- Telling an anecdote where the speaker tells a sequence of events that build up going one after the other can be extremely effective if you know how to pace your voice. It amazed me how Glass told a 40 second anecdote of how he woke up and went to the kitchen. Was it boring? Surprisingly... not at all! We should always remember that the human mind enjoys sequence as it creates suspense.
- Anecdotes are just plain statements set on the table if you don't add a reflection at the end. Reflecting on the subject adds value, tone and originality. I had never noticed how in E entertainment television there are multiple programs such as Chelsea lately, E news, the soup and others that cover the same exact story but they all attract different publics because the anchors appeal to it in different ways, putting their personality, view and opinion into each story.
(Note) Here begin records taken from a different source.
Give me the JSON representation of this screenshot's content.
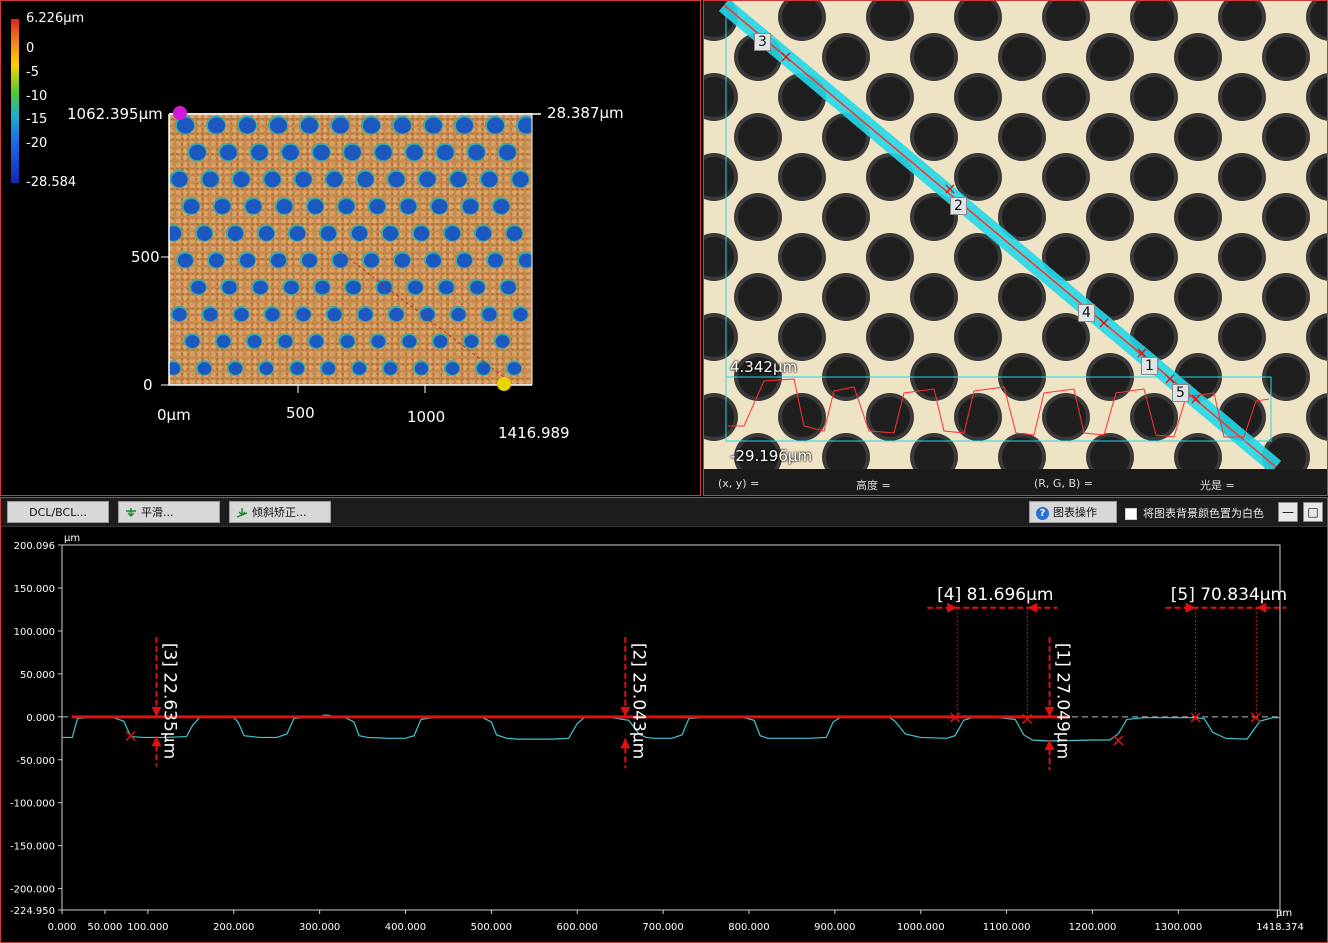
{
  "view3d": {
    "colorbar": {
      "labels": [
        "6.226µm",
        "0",
        "-5",
        "-10",
        "-15",
        "-20",
        "-28.584"
      ]
    },
    "labels": {
      "y_max": "1062.395µm",
      "z_right": "28.387µm",
      "y_500": "500",
      "y_0": "0",
      "x_0": "0µm",
      "x_500": "500",
      "x_1000": "1000",
      "x_max": "1416.989"
    },
    "marker_colors": {
      "start": "#d41ad4",
      "end": "#e8d400"
    }
  },
  "optical": {
    "labels": {
      "z_top": "4.342µm",
      "z_bottom": "-29.196µm"
    },
    "line_markers": [
      "3",
      "2",
      "4",
      "1",
      "5"
    ],
    "status": {
      "xy": "(x, y)  =",
      "height": "高度  =",
      "rgb": "(R, G, B)  =",
      "brightness": "光是  ="
    }
  },
  "toolbar": {
    "dcl_label": "DCL/BCL...",
    "smooth_label": "平滑...",
    "tilt_label": "倾斜矫正...",
    "chart_ops_label": "图表操作",
    "white_bg_label": "将图表背景颜色置为白色",
    "minimize_label": "—",
    "maximize_label": "□"
  },
  "chart_data": {
    "type": "line",
    "ylabel": "µm",
    "xlabel": "µm",
    "xlim": [
      0.0,
      1418.374
    ],
    "ylim": [
      -224.95,
      200.096
    ],
    "y_ticks": [
      "200.096",
      "150.000",
      "100.000",
      "50.000",
      "0.000",
      "-50.000",
      "-100.000",
      "-150.000",
      "-200.000",
      "-224.950"
    ],
    "y_tick_values": [
      200.096,
      150,
      100,
      50,
      0,
      -50,
      -100,
      -150,
      -200,
      -224.95
    ],
    "x_ticks": [
      "0.000",
      "50.000",
      "100.000",
      "200.000",
      "300.000",
      "400.000",
      "500.000",
      "600.000",
      "700.000",
      "800.000",
      "900.000",
      "1000.000",
      "1100.000",
      "1200.000",
      "1300.000",
      "1418.374"
    ],
    "x_tick_values": [
      0,
      50,
      100,
      200,
      300,
      400,
      500,
      600,
      700,
      800,
      900,
      1000,
      1100,
      1200,
      1300,
      1418.374
    ],
    "profile": {
      "color": "#3fc8cf",
      "x": [
        0,
        12,
        18,
        40,
        60,
        72,
        80,
        95,
        120,
        145,
        152,
        160,
        180,
        200,
        205,
        212,
        230,
        250,
        262,
        270,
        290,
        300,
        305,
        310,
        318,
        330,
        340,
        346,
        356,
        380,
        400,
        410,
        418,
        432,
        450,
        470,
        490,
        500,
        506,
        518,
        530,
        550,
        570,
        590,
        600,
        608,
        622,
        640,
        660,
        672,
        680,
        690,
        710,
        722,
        730,
        746,
        770,
        790,
        806,
        813,
        822,
        840,
        870,
        890,
        898,
        906,
        930,
        950,
        962,
        970,
        982,
        1000,
        1030,
        1040,
        1050,
        1060,
        1090,
        1110,
        1120,
        1130,
        1145,
        1160,
        1200,
        1220,
        1230,
        1240,
        1260,
        1290,
        1320,
        1330,
        1340,
        1355,
        1380,
        1395,
        1410,
        1418
      ],
      "y": [
        -24,
        -24,
        -2,
        0,
        -1,
        -5,
        -23,
        -24,
        -24,
        -23,
        -10,
        -1,
        0,
        -1,
        -6,
        -22,
        -24,
        -24,
        -20,
        -2,
        0,
        0,
        2,
        2,
        0,
        -1,
        -6,
        -22,
        -24,
        -25,
        -25,
        -22,
        -3,
        -1,
        0,
        0,
        -1,
        -6,
        -21,
        -25,
        -26,
        -26,
        -26,
        -25,
        -8,
        -1,
        0,
        -1,
        -4,
        -20,
        -24,
        -25,
        -25,
        -21,
        -2,
        -1,
        0,
        0,
        -4,
        -22,
        -25,
        -25,
        -25,
        -24,
        -6,
        -1,
        0,
        0,
        0,
        -5,
        -20,
        -24,
        -25,
        -22,
        -4,
        -1,
        -1,
        -3,
        -21,
        -27,
        -28,
        -28,
        -27,
        -27,
        -20,
        -3,
        -1,
        -1,
        -1,
        -2,
        -18,
        -25,
        -26,
        -5,
        -1,
        -1
      ]
    },
    "zero_line_color": "#e01010",
    "x_markers": [
      {
        "x": 80,
        "y": -22
      },
      {
        "x": 1040,
        "y": 0
      },
      {
        "x": 1124,
        "y": -2
      },
      {
        "x": 1230,
        "y": -27
      },
      {
        "x": 1320,
        "y": 0
      },
      {
        "x": 1390,
        "y": 0
      }
    ],
    "annotations": [
      {
        "label": "[3] 22.635µm",
        "orientation": "vertical",
        "x": 110,
        "y_top": 0,
        "y_bottom": -22.635
      },
      {
        "label": "[2] 25.043µm",
        "orientation": "vertical",
        "x": 656,
        "y_top": 0,
        "y_bottom": -25.043
      },
      {
        "label": "[1] 27.049µm",
        "orientation": "vertical",
        "x": 1150,
        "y_top": 0,
        "y_bottom": -27.049
      },
      {
        "label": "[4] 81.696µm",
        "orientation": "horizontal",
        "x_start": 1042.5,
        "x_end": 1124.2,
        "y": 127
      },
      {
        "label": "[5] 70.834µm",
        "orientation": "horizontal",
        "x_start": 1320,
        "x_end": 1390.8,
        "y": 127
      }
    ]
  }
}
This is a component I was completely excluding from my work and will have to add in order to connect better to my public and make STORY TIME original. This applies when writing articles as well given that many times we read from a certain blog or publisher seeking for their own perspective on the subject even though we know what it is about.
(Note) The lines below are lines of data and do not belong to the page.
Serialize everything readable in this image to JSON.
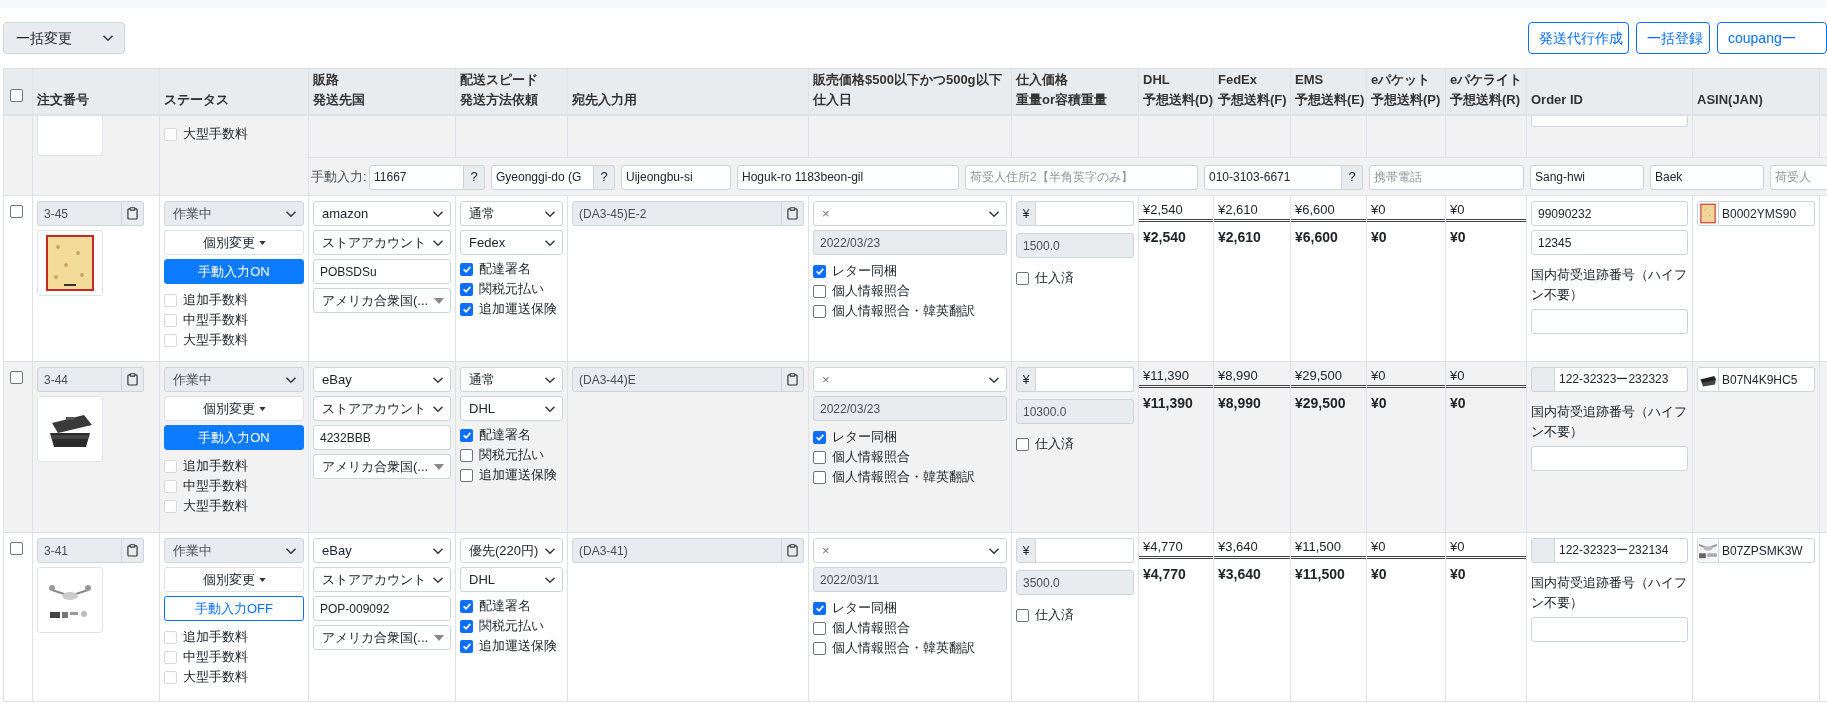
{
  "toolbar": {
    "bulk_select": "一括変更",
    "buttons": [
      "発送代行作成",
      "一括登録",
      "coupang一"
    ]
  },
  "table": {
    "select_all": {
      "checked": false
    },
    "columns": [
      {
        "lines": [
          "注文番号"
        ]
      },
      {
        "lines": [
          "ステータス"
        ]
      },
      {
        "lines": [
          "販路",
          "発送先国"
        ]
      },
      {
        "lines": [
          "配送スピード",
          "発送方法依頼"
        ]
      },
      {
        "lines": [
          "宛先入力用"
        ]
      },
      {
        "lines": [
          "販売価格$500以下かつ500g以下",
          "仕入日"
        ]
      },
      {
        "lines": [
          "仕入価格",
          "重量or容積重量"
        ]
      },
      {
        "lines": [
          "DHL",
          "予想送料(D)"
        ]
      },
      {
        "lines": [
          "FedEx",
          "予想送料(F)"
        ]
      },
      {
        "lines": [
          "EMS",
          "予想送料(E)"
        ]
      },
      {
        "lines": [
          "eパケット",
          "予想送料(P)"
        ]
      },
      {
        "lines": [
          "eパケライト",
          "予想送料(R)"
        ]
      },
      {
        "lines": [
          "Order ID"
        ]
      },
      {
        "lines": [
          "ASIN(JAN)"
        ]
      }
    ],
    "partial_row": {
      "fee": {
        "label": "大型手数料",
        "checked": false,
        "disabled": true
      },
      "manual_label": "手動入力:",
      "fields": [
        {
          "value": "11667",
          "addon": "?"
        },
        {
          "value": "Gyeonggi-do (G",
          "addon": "?"
        },
        {
          "value": "Uijeongbu-si"
        },
        {
          "value": "Hoguk-ro 1183beon-gil"
        },
        {
          "placeholder": "荷受人住所2【半角英字のみ】"
        },
        {
          "value": "010-3103-6671",
          "addon": "?"
        },
        {
          "placeholder": "携帯電話"
        },
        {
          "value": "Sang-hwi"
        },
        {
          "value": "Baek"
        },
        {
          "placeholder": "荷受人"
        }
      ]
    },
    "rows": [
      {
        "checked": false,
        "order_no": "3-45",
        "status": "作業中",
        "individual_change": "個別変更",
        "manual": {
          "label": "手動入力ON",
          "on": true
        },
        "fees": [
          {
            "label": "追加手数料",
            "checked": false,
            "disabled": true
          },
          {
            "label": "中型手数料",
            "checked": false,
            "disabled": true
          },
          {
            "label": "大型手数料",
            "checked": false,
            "disabled": true
          }
        ],
        "channel": "amazon",
        "account": "ストアアカウント",
        "account_id": "POBSDSu",
        "country": "アメリカ合衆国(...",
        "speed": "通常",
        "method": "Fedex",
        "shipping_options": [
          {
            "label": "配達署名",
            "checked": true
          },
          {
            "label": "関税元払い",
            "checked": true
          },
          {
            "label": "追加運送保険",
            "checked": true
          }
        ],
        "destination": "(DA3-45)E-2",
        "price_flag": "×",
        "purchase_date": "2022/03/23",
        "extras": [
          {
            "label": "レター同梱",
            "checked": true
          },
          {
            "label": "個人情報照合",
            "checked": false
          },
          {
            "label": "個人情報照合・韓英翻訳",
            "checked": false
          }
        ],
        "currency": "¥",
        "weight": "1500.0",
        "purchased": {
          "label": "仕入済",
          "checked": false
        },
        "rates": [
          {
            "estimate": "¥2,540",
            "total": "¥2,540"
          },
          {
            "estimate": "¥2,610",
            "total": "¥2,610"
          },
          {
            "estimate": "¥6,600",
            "total": "¥6,600"
          },
          {
            "estimate": "¥0",
            "total": "¥0"
          },
          {
            "estimate": "¥0",
            "total": "¥0"
          }
        ],
        "order_id": {
          "kind": "plain",
          "fields": [
            "99090232",
            "12345"
          ]
        },
        "tracking_label": "国内荷受追跡番号（ハイフン不要）",
        "asin": "B0002YMS90"
      },
      {
        "checked": false,
        "order_no": "3-44",
        "status": "作業中",
        "individual_change": "個別変更",
        "manual": {
          "label": "手動入力ON",
          "on": true
        },
        "fees": [
          {
            "label": "追加手数料",
            "checked": false,
            "disabled": true
          },
          {
            "label": "中型手数料",
            "checked": false,
            "disabled": true
          },
          {
            "label": "大型手数料",
            "checked": false,
            "disabled": true
          }
        ],
        "channel": "eBay",
        "account": "ストアアカウント",
        "account_id": "4232BBB",
        "country": "アメリカ合衆国(...",
        "speed": "通常",
        "method": "DHL",
        "shipping_options": [
          {
            "label": "配達署名",
            "checked": true
          },
          {
            "label": "関税元払い",
            "checked": false
          },
          {
            "label": "追加運送保険",
            "checked": false
          }
        ],
        "destination": "(DA3-44)E",
        "price_flag": "×",
        "purchase_date": "2022/03/23",
        "extras": [
          {
            "label": "レター同梱",
            "checked": true
          },
          {
            "label": "個人情報照合",
            "checked": false
          },
          {
            "label": "個人情報照合・韓英翻訳",
            "checked": false
          }
        ],
        "currency": "¥",
        "weight": "10300.0",
        "purchased": {
          "label": "仕入済",
          "checked": false
        },
        "rates": [
          {
            "estimate": "¥11,390",
            "total": "¥11,390"
          },
          {
            "estimate": "¥8,990",
            "total": "¥8,990"
          },
          {
            "estimate": "¥29,500",
            "total": "¥29,500"
          },
          {
            "estimate": "¥0",
            "total": "¥0"
          },
          {
            "estimate": "¥0",
            "total": "¥0"
          }
        ],
        "order_id": {
          "kind": "prefixed",
          "fields": [
            "122-32323ー232323"
          ]
        },
        "tracking_label": "国内荷受追跡番号（ハイフン不要）",
        "asin": "B07N4K9HC5"
      },
      {
        "checked": false,
        "order_no": "3-41",
        "status": "作業中",
        "individual_change": "個別変更",
        "manual": {
          "label": "手動入力OFF",
          "on": false
        },
        "fees": [
          {
            "label": "追加手数料",
            "checked": false,
            "disabled": true
          },
          {
            "label": "中型手数料",
            "checked": false,
            "disabled": true
          },
          {
            "label": "大型手数料",
            "checked": false,
            "disabled": true
          }
        ],
        "channel": "eBay",
        "account": "ストアアカウント",
        "account_id": "POP-009092",
        "country": "アメリカ合衆国(...",
        "speed": "優先(220円)",
        "method": "DHL",
        "shipping_options": [
          {
            "label": "配達署名",
            "checked": true
          },
          {
            "label": "関税元払い",
            "checked": true
          },
          {
            "label": "追加運送保険",
            "checked": true
          }
        ],
        "destination": "(DA3-41)",
        "price_flag": "×",
        "purchase_date": "2022/03/11",
        "extras": [
          {
            "label": "レター同梱",
            "checked": true
          },
          {
            "label": "個人情報照合",
            "checked": false
          },
          {
            "label": "個人情報照合・韓英翻訳",
            "checked": false
          }
        ],
        "currency": "¥",
        "weight": "3500.0",
        "purchased": {
          "label": "仕入済",
          "checked": false
        },
        "rates": [
          {
            "estimate": "¥4,770",
            "total": "¥4,770"
          },
          {
            "estimate": "¥3,640",
            "total": "¥3,640"
          },
          {
            "estimate": "¥11,500",
            "total": "¥11,500"
          },
          {
            "estimate": "¥0",
            "total": "¥0"
          },
          {
            "estimate": "¥0",
            "total": "¥0"
          }
        ],
        "order_id": {
          "kind": "prefixed",
          "fields": [
            "122-32323ー232134"
          ]
        },
        "tracking_label": "国内荷受追跡番号（ハイフン不要）",
        "asin": "B07ZPSMK3W"
      }
    ]
  }
}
As a succesful speaker Ira was able to give direct and natural advice on reporting. Yet, glass highlights that he wasn't a great "story teller" from the start and in order to lead national radio shows and his own program (This American Life) he spent years releasing hundreds of stories and producing ballistically.
It is important not to give up. For my own ten minute ted talk, practice will make perfect but what will make my talk truly powerful will be how deep I can get into reflecting from the anecdotes I choose to share.
“What nobody tells people who are beginners — and I really wish someone had told this to me . . .
is that all of us who do creative work, we get into it because we have good taste. But there is this gap. For the first couple years you make stuff, and it’s just not that good. It’s trying to be good, it has potential, but it’s not.
But your taste, the thing that got you into the game, is still killer. And your taste is why your work disappoints you. A lot of people never get past this phase. They quit. Most people I know who do interesting, creative work went through years of this. We know our work doesn’t have this special thing that we want it to have. We all go through this. And if you are just starting out or you are still in this phase, you gotta know it’s normal and the most important thing you can do is do a lot of work. Put yourself on a deadline so that every week you will finish one story.
It is only by going through a volume of work that you will close that gap, and your work will be as good as your ambitions. And I took longer to figure out how to do this than anyone I’ve ever met. It’s gonna take awhile. It’s normal to take awhile. You’ve just gotta fight your way through.”-Ira Glass”
― Ira Glass